Is this determination? Or did I just see something wrong?

You are not physically ready, you want to win, it’s not an important race. It can happen that you decide to do another “test” race at a meeting which doesn’t carry all that meaning for you. You know you aren’t in a good shape yet, but you also know that you can nevertheless place well: you could go home with some metal in the pocket, maybe not the brightest one, but still metal. Your race tactic is “wait-and-see”: ready to bite, but just if needed. Outcome: not too bad, you had lots of fun, you enjoyed your nice swim. And at least you know there is still room for improvement.

You are not physically ready at all, you want to win, it’s not an important race but it has meaning for you. This is the scenario when you are in really poor conditions. And you know it, but you don’t mind because you want to win, or at least you want to give all: even if the meet hasn’t any big importance to anybody else, it carries a special meaning to you, and that matters. This is not a test, and you have your good personal reason to do well. So you give it all.You go balls out. Outcomes: even if you go balls out you are in still in a sub-par condition, so you hit the wall soon. It hurts, but you make it through the end grinding your teeth. At least you demonstrated to be around and alive.

Training December 7th, 2016

Swimming pool workout, 4 km (1h)

(warm up) 1000 fs (600 swim + 400 pull);
3 x 400 fs @5’45” (in 5’04″/5’02″/4’55”) +
5 x 200 fs @2’50” paddles (in 2’24″~2’25”) + 100 easy;
500 fs pull + 200 easy (50 bk/50 fs)
 

Notes: another easy and quick workout this week, before the race Saturday. I am feeling every day better, and I was surprised of the time I came in the sets of 400s. I was surprised by the sets of 200s too, but because of the paddles I cannot really estimate my time.

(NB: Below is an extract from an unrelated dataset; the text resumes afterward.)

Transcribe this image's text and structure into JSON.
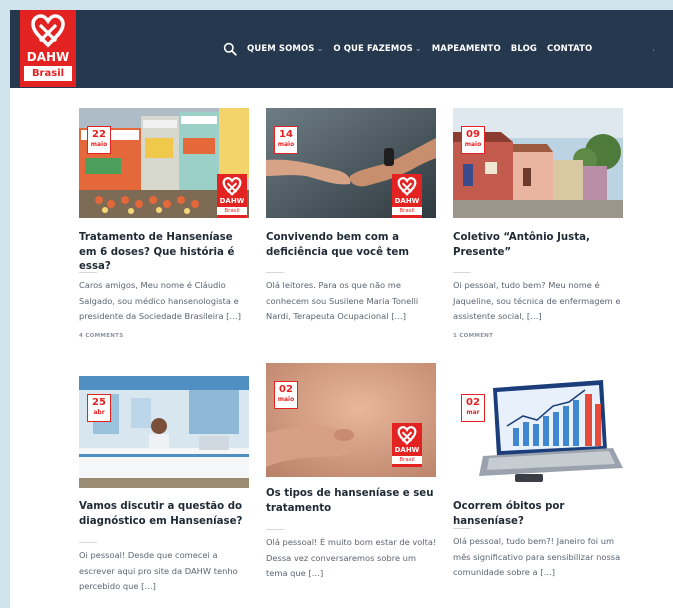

Earlier in the morning I did some elastic band exercises for triceps, lats and rotator cuff, as well as some massage with the foam roller.